▶ _Exercise description_:
So that the copy matches the original, write out every entry exactly.

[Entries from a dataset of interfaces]
= Beginning of Section =

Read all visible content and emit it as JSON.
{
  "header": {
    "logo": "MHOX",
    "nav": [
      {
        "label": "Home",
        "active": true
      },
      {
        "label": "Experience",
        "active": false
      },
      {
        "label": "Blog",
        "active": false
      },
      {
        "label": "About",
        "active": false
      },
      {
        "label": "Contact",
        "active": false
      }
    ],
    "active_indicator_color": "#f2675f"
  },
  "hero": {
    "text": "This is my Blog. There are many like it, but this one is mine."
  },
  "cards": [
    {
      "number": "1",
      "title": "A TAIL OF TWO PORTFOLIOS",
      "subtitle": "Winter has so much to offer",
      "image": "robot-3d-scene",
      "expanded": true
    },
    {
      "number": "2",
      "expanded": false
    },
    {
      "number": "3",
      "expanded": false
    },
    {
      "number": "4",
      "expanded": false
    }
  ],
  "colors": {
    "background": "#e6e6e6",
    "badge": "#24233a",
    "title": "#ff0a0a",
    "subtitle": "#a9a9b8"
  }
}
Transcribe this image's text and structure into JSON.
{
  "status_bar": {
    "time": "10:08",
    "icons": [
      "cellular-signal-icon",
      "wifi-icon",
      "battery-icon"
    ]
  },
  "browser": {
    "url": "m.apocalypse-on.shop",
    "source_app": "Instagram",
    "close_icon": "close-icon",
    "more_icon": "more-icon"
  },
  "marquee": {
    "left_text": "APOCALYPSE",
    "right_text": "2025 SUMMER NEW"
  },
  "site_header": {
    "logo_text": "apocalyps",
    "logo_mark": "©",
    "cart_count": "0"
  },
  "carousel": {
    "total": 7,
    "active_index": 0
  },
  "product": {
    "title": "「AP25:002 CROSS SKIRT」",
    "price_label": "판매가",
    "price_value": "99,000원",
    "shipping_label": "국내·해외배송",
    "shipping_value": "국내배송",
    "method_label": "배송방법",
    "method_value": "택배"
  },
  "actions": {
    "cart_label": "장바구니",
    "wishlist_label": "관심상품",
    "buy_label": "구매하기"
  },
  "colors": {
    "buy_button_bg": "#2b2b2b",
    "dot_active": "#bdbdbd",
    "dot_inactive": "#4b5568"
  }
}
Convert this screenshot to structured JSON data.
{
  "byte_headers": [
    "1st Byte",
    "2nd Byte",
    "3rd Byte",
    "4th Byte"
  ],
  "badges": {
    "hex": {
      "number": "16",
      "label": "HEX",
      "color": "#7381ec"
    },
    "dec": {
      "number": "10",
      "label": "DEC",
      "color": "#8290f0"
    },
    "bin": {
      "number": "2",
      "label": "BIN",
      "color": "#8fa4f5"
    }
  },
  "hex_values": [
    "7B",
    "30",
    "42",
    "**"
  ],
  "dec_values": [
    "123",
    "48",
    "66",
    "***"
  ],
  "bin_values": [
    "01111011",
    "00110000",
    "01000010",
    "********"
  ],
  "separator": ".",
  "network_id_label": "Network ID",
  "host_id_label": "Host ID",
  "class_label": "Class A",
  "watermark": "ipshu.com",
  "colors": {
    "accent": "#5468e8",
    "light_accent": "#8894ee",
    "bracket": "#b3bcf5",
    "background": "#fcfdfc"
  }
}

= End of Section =

▶ _Answer for the task_:
Read all visible content and emit it as JSON.
{
  "header": {
    "logo": "MHOX",
    "nav": [
      {
        "label": "Home",
        "active": true
      },
      {
        "label": "Experience",
        "active": false
      },
      {
        "label": "Blog",
        "active": false
      },
      {
        "label": "About",
        "active": false
      },
      {
        "label": "Contact",
        "active": false
      }
    ],
    "active_indicator_color": "#f2675f"
  },
  "hero": {
    "text": "This is my Blog. There are many like it, but this one is mine."
  },
  "cards": [
    {
      "number": "1",
      "title": "A TAIL OF TWO PORTFOLIOS",
      "subtitle": "Winter has so much to offer",
      "image": "robot-3d-scene",
      "expanded": true
    },
    {
      "number": "2",
      "expanded": false
    },
    {
      "number": "3",
      "expanded": false
    },
    {
      "number": "4",
      "expanded": false
    }
  ],
  "colors": {
    "background": "#e6e6e6",
    "badge": "#24233a",
    "title": "#ff0a0a",
    "subtitle": "#a9a9b8"
  }
}
Transcribe this image's text and structure into JSON.
{
  "status_bar": {
    "time": "10:08",
    "icons": [
      "cellular-signal-icon",
      "wifi-icon",
      "battery-icon"
    ]
  },
  "browser": {
    "url": "m.apocalypse-on.shop",
    "source_app": "Instagram",
    "close_icon": "close-icon",
    "more_icon": "more-icon"
  },
  "marquee": {
    "left_text": "APOCALYPSE",
    "right_text": "2025 SUMMER NEW"
  },
  "site_header": {
    "logo_text": "apocalyps",
    "logo_mark": "©",
    "cart_count": "0"
  },
  "carousel": {
    "total": 7,
    "active_index": 0
  },
  "product": {
    "title": "「AP25:002 CROSS SKIRT」",
    "price_label": "판매가",
    "price_value": "99,000원",
    "shipping_label": "국내·해외배송",
    "shipping_value": "국내배송",
    "method_label": "배송방법",
    "method_value": "택배"
  },
  "actions": {
    "cart_label": "장바구니",
    "wishlist_label": "관심상품",
    "buy_label": "구매하기"
  },
  "colors": {
    "buy_button_bg": "#2b2b2b",
    "dot_active": "#bdbdbd",
    "dot_inactive": "#4b5568"
  }
}
Convert this screenshot to structured JSON data.
{
  "byte_headers": [
    "1st Byte",
    "2nd Byte",
    "3rd Byte",
    "4th Byte"
  ],
  "badges": {
    "hex": {
      "number": "16",
      "label": "HEX",
      "color": "#7381ec"
    },
    "dec": {
      "number": "10",
      "label": "DEC",
      "color": "#8290f0"
    },
    "bin": {
      "number": "2",
      "label": "BIN",
      "color": "#8fa4f5"
    }
  },
  "hex_values": [
    "7B",
    "30",
    "42",
    "**"
  ],
  "dec_values": [
    "123",
    "48",
    "66",
    "***"
  ],
  "bin_values": [
    "01111011",
    "00110000",
    "01000010",
    "********"
  ],
  "separator": ".",
  "network_id_label": "Network ID",
  "host_id_label": "Host ID",
  "class_label": "Class A",
  "watermark": "ipshu.com",
  "colors": {
    "accent": "#5468e8",
    "light_accent": "#8894ee",
    "bracket": "#b3bcf5",
    "background": "#fcfdfc"
  }
}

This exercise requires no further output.